We are the couple who had the realtor hang up on us when she found out we wanted to rent a one-bedroom for two men.
I am the person who never knows which bathroom I should use if I want to avoid getting the management called on me.
I am the domestic-violence survivor who found the support system grow suddenly cold and distant when they found out my abusive partner is also a woman.
I am the domestic-violence survivor who has no support system to turn to because I am male.
I am the father who has never hugged his son because I grew up afraid to show affection to other men.
I am the home-economics teacher who always wanted to teach gym until someone told me that only lesbians do that.
I am the woman who died when the EMTs stopped treating me as soon as they realized I was transsexual.
I am the person who feels guilty because I think I could be a much better person if I didn’t have to always deal with society hating me.
I am the man who stopped attending church, not because I don’t believe, but because they closed their doors to my kind.
I am a warrior for my country serving proud, but can’t be my true self because gays aren’t allowed in the military.
I am the person who has to hide what this world needs most, love.
I am the person ashamed to tell my own friends I’m a lesbian, because they constantly make fun of them.
I am the who isn’t sure what she is. I am the who is rejected by her “best friends” because of a less-than-conventional crush.
I am the boy tied to a fence, beaten to a bloody pulp and left to die because two straight men wanted to “teach me a lesson.”
The hate is real.
And so is their pain.
So let’s end it today.
Let’s make a change.
Show your support.
And share the love.
Pain is temporary. Quitting lasts forever.
Can we eliminate poverty? Yes. We. Can.
- The number of people living under the international poverty line of $1.25 a day declined from 1.8 billion to 1.4 billion between 1990 and 2005.
- The proportion of people living in extreme poverty in developing regionsdropped from 46 per cent to 27 per cent.
- The World Bank estimates that the effects of the economic crisis will push an additional 64 million people into extreme poverty in 2010, and that poverty rates will be slightly higher in 2015 and beyond than they would have been without the crisis, mostly in sub-Saharan Africa and Eastern and South-Eastern Asia.
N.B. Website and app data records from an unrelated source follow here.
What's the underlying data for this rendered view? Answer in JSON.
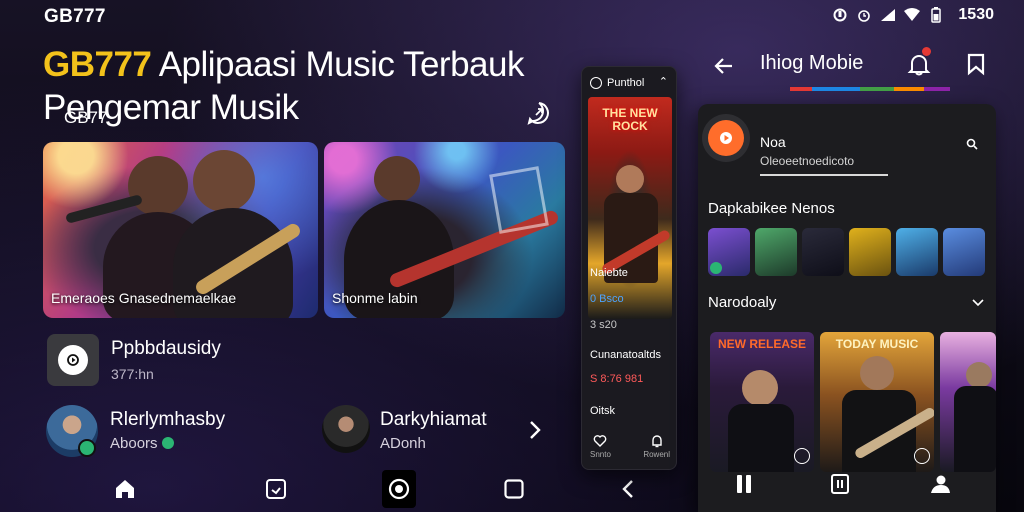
{
  "status_bar": {
    "brand": "GB777",
    "time": "1530"
  },
  "hero": {
    "brand": "GB777",
    "title_rest": " Aplipaasi Music Terbauk",
    "title_line2": "Pengemar Musik"
  },
  "cards": [
    {
      "caption": "Emeraoes Gnasednemaelkae"
    },
    {
      "caption": "Shonme labin"
    }
  ],
  "podcast_row": {
    "title": "Ppbbdausidy",
    "subtitle": "377:hn"
  },
  "artists": [
    {
      "name": "Rlerlymhasby",
      "sub": "Aboors"
    },
    {
      "name": "Darkyhiamat",
      "sub": "ADonh"
    }
  ],
  "middle_panel": {
    "header": "Punthol",
    "poster_title": "THE NEW ROCK",
    "items": [
      {
        "text": "Naiebte",
        "color": "#ffffff"
      },
      {
        "text": "0 Bsco",
        "color": "#4da3ff"
      },
      {
        "text": "3 s20",
        "color": "#c7c7c7"
      },
      {
        "text": "Cunanatoaltds",
        "color": "#ffffff"
      },
      {
        "text": "S 8:76 981",
        "color": "#ff5a5a"
      },
      {
        "text": "Oitsk",
        "color": "#ffffff"
      }
    ],
    "bottom_labels": [
      "Snnto",
      "Rowenl"
    ]
  },
  "right_panel": {
    "title": "Ihiog Mobie",
    "section_label": "GB77",
    "profile_name": "Noa",
    "profile_desc": "Oleoeetnoedicoto",
    "section_artists": "Dapkabikee Nenos",
    "section_recent": "Narodoaly",
    "album_titles": [
      "NEW RELEASE",
      "TODAY MUSIC"
    ],
    "accent_colors": [
      "#e53935",
      "#1e88e5",
      "#43a047",
      "#fb8c00",
      "#8e24aa"
    ]
  },
  "icons": {
    "status": [
      "alarm-icon",
      "signal-icon",
      "wifi-icon",
      "battery-icon"
    ],
    "bottom_nav": [
      "home-icon",
      "library-icon",
      "disc-icon",
      "square-icon",
      "back-icon"
    ]
  }
}
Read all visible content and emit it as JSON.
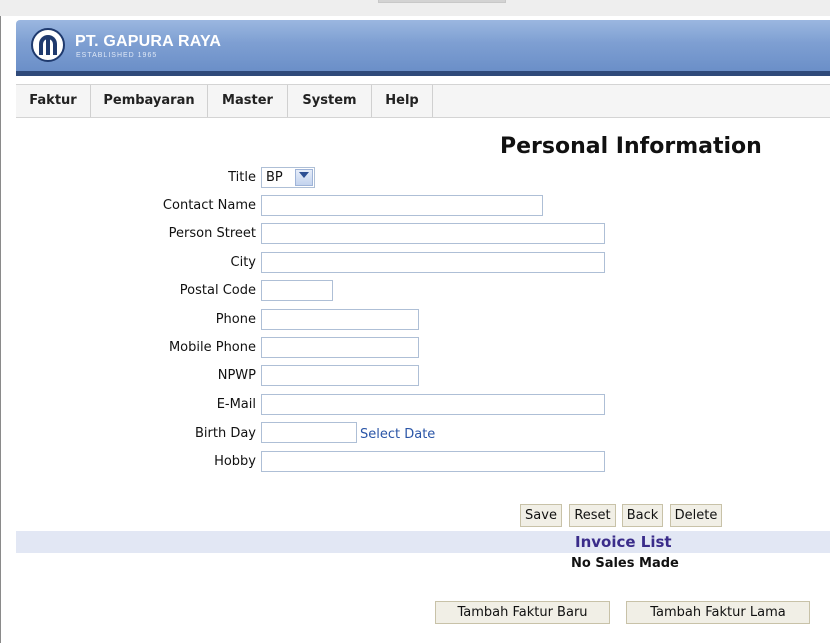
{
  "brand": {
    "name": "PT. GAPURA RAYA",
    "tagline": "ESTABLISHED 1965"
  },
  "menu": [
    {
      "label": "Faktur"
    },
    {
      "label": "Pembayaran"
    },
    {
      "label": "Master"
    },
    {
      "label": "System"
    },
    {
      "label": "Help"
    }
  ],
  "page_title": "Personal Information",
  "form": {
    "title": {
      "label": "Title",
      "value": "BP"
    },
    "contact_name": {
      "label": "Contact Name",
      "value": ""
    },
    "person_street": {
      "label": "Person Street",
      "value": ""
    },
    "city": {
      "label": "City",
      "value": ""
    },
    "postal_code": {
      "label": "Postal Code",
      "value": ""
    },
    "phone": {
      "label": "Phone",
      "value": ""
    },
    "mobile_phone": {
      "label": "Mobile Phone",
      "value": ""
    },
    "npwp": {
      "label": "NPWP",
      "value": ""
    },
    "email": {
      "label": "E-Mail",
      "value": ""
    },
    "birth_day": {
      "label": "Birth Day",
      "value": "",
      "link": "Select Date"
    },
    "hobby": {
      "label": "Hobby",
      "value": ""
    }
  },
  "actions": {
    "save": "Save",
    "reset": "Reset",
    "back": "Back",
    "delete": "Delete"
  },
  "invoice": {
    "title": "Invoice List",
    "empty_text": "No Sales Made",
    "add_new": "Tambah Faktur Baru",
    "add_old": "Tambah Faktur Lama"
  },
  "colors": {
    "banner": "#7e9fd2",
    "banner_bar": "#2f4a7a",
    "link": "#2a55a7",
    "invoice_band": "#e2e7f4",
    "invoice_title": "#3a2c8a"
  }
}
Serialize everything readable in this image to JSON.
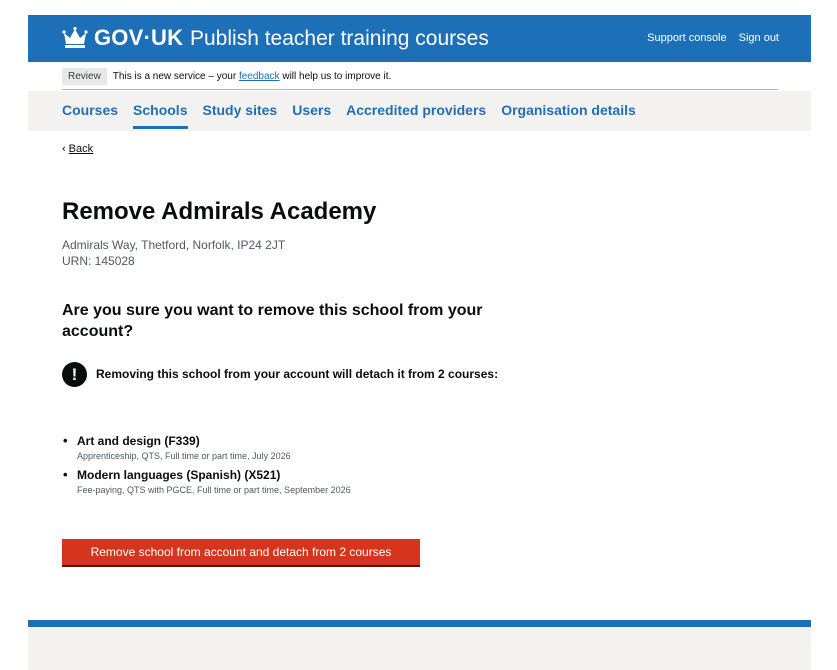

- About one in four children under the age of five is underweight in the developing world, down from almost one in three in 1990.
- Between 1990 and 2008, the proportion of underweight children under fivedeclined from 31 percent to 26 percent in developing regions with particular success in Eastern Asia, notably China.
- Over a 25-year period, the poverty rate in East Asia fell from nearly 60 per cent to under 20 per cent. Poverty rates are expected to fall to around 5 per cent in China and 24 per cent in India by 2015.
- Southern Asia alone accounts for almost half the world’s undernourished children. In all developing regions, children in rural areas are nearly twice as likely to be underweight as those in urban areas.
- In contrast, little progress has been made in reducing extreme poverty in sub-Saharan Africa, where the poverty rate has declined only slightly, from 58 to 51 per cent between 1990 and 2005.
- The estimate of the number of people who will suffer chronic hunger this year is 925 million, according to the Food and Agriculture Organization of the UN — down from 1.023 billion in 2009, but still more than the number of undernourished people in 1990 (about 815 million).
There’s still a lot of work to do but poverty is something we can defeat. FIND OUT HOW YOU CAN HELP.